As it see it, following are the positives and negatives of Bing.


1. The fact that Bing starts playing video thumbnails when you mouse over them in search results is super slick. This really helps in finding the video content that you are most interested in.

2. I really like image search on Bing. More specifically, I think the results are generally good and I *love* that I don’t have to page — that Bing incorporated’s endless scrolling of search results.


1. The biggest negative to me so far is the fact that Bing burries news search off the main page. I do many news queries every single day. Frequently I’ll be searching for something via Google and click on Google news. The fact that Bing makes you click on “more” to get to news search frankly flabbergasts me. This seems so basic that I honestly can’t believe someone at MSFT could not figure this one out. Instead of getting “news” search on the main page you get Shopping, MSN and Windows Live. How is it that MSFT has room for those search items but not “news?”

2. I’m not entirely happy with the search results. A case in point. Earlier today I was trying to find Microsoft’s Bing Blog so that I could leave some of these comments there. So I did a search on Bing for “Bing Blog” Microsoft. What comes up? Lots of less than relevant stuff, but anything but the actual Microsoft Bing Blog. What I was looking for. By contrast, I do a search for “Bing Blog” Microsoft on Google, I actually can find the Bing Blog in the first page search results.

It also feels to me like Google consistently has wikipedia entries higher up the search results list than Bing.
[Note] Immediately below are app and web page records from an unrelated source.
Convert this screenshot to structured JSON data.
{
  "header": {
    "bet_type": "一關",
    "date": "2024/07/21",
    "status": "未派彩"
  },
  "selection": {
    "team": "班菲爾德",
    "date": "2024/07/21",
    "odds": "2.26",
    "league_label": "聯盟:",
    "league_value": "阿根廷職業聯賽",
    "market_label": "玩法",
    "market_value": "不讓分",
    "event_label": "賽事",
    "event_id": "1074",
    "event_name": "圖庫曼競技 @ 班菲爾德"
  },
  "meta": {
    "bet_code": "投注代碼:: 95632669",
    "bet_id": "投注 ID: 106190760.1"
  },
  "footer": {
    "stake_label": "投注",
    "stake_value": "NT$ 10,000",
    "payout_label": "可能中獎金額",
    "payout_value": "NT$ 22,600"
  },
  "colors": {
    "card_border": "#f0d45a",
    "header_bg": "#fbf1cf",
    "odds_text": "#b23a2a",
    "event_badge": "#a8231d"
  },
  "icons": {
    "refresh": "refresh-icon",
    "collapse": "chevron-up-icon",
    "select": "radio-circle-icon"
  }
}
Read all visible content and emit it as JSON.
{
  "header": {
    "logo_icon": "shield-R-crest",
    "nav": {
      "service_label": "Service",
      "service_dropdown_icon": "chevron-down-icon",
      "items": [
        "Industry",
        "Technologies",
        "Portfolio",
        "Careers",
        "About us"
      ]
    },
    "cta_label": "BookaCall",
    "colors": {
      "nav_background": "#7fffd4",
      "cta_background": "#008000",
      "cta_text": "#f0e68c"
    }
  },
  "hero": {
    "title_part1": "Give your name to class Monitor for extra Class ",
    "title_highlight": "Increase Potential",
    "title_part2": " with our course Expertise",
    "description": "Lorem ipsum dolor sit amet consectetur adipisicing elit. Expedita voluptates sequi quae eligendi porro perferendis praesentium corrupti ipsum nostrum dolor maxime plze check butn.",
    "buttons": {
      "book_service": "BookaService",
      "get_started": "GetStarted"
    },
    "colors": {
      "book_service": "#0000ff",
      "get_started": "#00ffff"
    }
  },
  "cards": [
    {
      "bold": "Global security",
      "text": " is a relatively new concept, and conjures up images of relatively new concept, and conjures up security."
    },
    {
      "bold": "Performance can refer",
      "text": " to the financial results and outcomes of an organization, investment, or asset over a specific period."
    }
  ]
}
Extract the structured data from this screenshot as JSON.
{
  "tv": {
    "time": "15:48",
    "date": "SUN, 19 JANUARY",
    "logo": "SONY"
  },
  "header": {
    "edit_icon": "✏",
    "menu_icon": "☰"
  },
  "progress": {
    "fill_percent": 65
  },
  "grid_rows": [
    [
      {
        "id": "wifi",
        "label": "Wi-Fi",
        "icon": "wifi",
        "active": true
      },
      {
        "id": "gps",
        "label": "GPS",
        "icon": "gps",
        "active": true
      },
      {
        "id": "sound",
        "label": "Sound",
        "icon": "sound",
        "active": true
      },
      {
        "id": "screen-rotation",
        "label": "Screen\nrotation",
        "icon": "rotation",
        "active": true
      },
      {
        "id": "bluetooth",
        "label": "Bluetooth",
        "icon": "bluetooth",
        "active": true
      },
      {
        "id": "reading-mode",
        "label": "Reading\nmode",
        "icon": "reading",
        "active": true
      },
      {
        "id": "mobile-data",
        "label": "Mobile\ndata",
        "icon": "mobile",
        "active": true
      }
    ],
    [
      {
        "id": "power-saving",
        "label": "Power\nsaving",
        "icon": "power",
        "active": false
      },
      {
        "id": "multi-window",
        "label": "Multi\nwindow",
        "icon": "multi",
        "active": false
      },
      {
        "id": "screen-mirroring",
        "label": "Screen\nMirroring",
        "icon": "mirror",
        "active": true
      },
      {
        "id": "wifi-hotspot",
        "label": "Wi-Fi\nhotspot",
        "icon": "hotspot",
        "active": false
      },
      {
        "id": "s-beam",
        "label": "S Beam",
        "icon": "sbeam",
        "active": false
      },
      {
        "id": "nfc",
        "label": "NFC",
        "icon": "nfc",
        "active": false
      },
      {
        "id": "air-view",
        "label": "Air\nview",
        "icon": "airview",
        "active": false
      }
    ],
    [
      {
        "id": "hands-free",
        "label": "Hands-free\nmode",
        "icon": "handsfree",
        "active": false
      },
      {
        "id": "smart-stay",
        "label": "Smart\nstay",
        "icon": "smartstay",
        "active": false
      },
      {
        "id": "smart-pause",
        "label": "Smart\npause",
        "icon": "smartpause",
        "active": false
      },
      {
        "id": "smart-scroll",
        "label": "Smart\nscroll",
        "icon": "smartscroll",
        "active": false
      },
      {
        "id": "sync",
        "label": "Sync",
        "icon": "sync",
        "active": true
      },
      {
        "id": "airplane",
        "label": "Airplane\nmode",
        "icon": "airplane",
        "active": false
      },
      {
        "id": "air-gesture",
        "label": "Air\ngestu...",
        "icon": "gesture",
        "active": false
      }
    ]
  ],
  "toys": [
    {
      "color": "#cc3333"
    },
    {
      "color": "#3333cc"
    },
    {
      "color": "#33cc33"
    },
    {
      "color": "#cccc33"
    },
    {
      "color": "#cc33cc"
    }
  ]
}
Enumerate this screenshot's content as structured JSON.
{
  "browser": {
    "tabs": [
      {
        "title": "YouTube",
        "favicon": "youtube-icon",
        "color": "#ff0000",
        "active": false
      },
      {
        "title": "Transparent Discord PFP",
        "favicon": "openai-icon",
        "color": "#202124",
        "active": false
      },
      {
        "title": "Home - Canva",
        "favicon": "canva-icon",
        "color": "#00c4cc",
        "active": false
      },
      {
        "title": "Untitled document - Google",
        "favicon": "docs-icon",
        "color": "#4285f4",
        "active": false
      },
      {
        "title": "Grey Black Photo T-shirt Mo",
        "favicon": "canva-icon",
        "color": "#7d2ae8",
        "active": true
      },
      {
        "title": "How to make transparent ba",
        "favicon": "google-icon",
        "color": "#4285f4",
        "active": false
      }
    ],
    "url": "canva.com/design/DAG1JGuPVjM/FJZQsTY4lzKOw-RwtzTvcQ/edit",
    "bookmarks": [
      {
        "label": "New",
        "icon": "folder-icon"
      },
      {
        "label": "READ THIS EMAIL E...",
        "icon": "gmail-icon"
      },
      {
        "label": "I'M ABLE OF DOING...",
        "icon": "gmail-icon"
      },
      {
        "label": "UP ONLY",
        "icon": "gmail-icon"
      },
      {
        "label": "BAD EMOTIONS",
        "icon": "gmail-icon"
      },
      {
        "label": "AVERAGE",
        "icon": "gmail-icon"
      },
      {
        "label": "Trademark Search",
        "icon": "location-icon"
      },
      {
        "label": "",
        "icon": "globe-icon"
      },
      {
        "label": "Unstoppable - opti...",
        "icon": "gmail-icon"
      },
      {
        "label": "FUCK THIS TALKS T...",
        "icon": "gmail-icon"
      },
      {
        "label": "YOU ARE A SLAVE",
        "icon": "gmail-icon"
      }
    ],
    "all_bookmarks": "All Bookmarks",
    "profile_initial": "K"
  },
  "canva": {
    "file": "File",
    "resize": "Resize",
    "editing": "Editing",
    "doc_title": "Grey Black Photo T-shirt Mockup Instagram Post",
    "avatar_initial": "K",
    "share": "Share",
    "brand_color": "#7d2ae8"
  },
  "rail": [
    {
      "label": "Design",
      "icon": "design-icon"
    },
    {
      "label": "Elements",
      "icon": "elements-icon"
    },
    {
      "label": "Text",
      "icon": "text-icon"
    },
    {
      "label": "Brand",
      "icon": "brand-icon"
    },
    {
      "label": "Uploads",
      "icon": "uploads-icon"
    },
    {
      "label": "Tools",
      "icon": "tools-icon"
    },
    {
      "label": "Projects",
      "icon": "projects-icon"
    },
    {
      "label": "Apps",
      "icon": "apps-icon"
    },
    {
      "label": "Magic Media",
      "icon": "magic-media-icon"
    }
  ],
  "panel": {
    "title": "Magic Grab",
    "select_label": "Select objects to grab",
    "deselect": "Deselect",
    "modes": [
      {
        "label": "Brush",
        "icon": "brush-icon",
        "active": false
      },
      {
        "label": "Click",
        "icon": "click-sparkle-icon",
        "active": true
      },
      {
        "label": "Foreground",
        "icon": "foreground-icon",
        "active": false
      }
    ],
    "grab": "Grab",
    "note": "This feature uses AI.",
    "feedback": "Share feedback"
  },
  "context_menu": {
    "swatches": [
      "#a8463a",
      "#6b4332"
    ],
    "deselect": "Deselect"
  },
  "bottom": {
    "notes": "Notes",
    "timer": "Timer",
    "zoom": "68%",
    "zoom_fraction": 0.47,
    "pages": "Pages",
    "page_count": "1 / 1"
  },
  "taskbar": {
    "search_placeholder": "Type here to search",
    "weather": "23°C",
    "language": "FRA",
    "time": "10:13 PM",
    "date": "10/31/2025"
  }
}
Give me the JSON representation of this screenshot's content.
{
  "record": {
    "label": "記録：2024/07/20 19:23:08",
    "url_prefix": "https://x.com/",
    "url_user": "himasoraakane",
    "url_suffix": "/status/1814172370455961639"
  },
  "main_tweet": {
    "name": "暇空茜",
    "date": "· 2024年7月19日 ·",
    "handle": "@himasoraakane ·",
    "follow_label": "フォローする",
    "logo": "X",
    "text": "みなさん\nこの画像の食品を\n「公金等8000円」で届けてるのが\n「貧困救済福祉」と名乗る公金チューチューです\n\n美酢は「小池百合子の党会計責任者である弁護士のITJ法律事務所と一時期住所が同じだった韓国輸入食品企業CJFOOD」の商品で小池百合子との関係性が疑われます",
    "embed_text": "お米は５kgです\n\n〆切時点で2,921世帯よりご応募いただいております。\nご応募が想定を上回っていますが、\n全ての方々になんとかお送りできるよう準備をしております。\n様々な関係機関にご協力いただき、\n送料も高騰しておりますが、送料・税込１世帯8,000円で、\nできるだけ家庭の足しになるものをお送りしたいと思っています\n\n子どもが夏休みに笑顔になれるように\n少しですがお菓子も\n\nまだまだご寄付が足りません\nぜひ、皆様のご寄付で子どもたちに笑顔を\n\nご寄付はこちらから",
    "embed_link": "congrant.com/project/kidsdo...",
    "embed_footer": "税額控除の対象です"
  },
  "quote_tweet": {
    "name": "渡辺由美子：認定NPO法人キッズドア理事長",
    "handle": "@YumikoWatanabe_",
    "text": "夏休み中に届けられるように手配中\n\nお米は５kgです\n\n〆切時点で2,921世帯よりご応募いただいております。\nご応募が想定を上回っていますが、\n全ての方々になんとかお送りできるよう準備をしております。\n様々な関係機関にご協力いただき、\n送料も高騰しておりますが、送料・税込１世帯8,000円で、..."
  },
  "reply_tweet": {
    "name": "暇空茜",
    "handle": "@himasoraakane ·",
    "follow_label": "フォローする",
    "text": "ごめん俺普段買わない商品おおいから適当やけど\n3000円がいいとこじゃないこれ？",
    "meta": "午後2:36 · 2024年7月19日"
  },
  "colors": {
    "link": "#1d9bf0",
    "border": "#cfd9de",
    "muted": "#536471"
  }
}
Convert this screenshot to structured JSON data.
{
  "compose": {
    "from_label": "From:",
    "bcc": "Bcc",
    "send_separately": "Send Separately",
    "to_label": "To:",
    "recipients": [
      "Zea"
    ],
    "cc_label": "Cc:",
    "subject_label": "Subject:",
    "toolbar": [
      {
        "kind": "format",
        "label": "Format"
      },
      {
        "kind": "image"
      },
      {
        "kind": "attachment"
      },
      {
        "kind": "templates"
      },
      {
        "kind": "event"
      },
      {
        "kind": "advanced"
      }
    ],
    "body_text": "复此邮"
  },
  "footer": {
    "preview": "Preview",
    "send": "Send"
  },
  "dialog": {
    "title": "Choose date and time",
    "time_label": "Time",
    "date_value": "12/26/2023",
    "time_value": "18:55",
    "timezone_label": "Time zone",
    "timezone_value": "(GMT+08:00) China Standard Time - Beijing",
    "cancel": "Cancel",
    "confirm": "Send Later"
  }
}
I might be wrong on that, it’s just the impression that I got after doing several searches. Frequently wikipedia contains the most relevant info on a search subject and I like seeing them displayed more prominently.

3. The Bing stuff feels sluggish to me. Several times when I tried to load the Bing Blog (and most frustrating after I typed a lengthy comment) the page wouldn’t load. It seems to be hanging on “transferring data from” and so the community experience has not been good.

4. Microsoft only lets you set your settings preferences to allow 50 results per page during searches (Google by contrast allows you 100 items per search on a page). Paging sucks and the less that I have to do of it the better.

5. Microsoft Maps need a ton of work. I use Google Maps a lot. Mostly to set up maps of things that I want to photograph in various cities. MSFT seems to have a similar way to build your own maps using Bing Maps. They call them collections. I started making a “collection” of neon signs in San Francisco that I still need to shoot, but was really put off that my “collections” list is a huge box that blocks about 40% of my map view (you can’t drag this menu any place but directly over your map). With Google your saved locations sit in a column on the left side of the page and doesn’t block your map view.

Given that I use Map Search so much and that Map Search feels so clunky with MSFT, this is probably one more reason why I’d want to go back to Google.

I’m going to keep trying Bing for the next few days to see if things improve. But most likely I’ll be going back to Google as I doubt that they can improve any of the above negatives very quickly.

Update: It looks like “News” is now on the Bing home page. This definitely was not what I was seeing yesterday on the site. This is good news.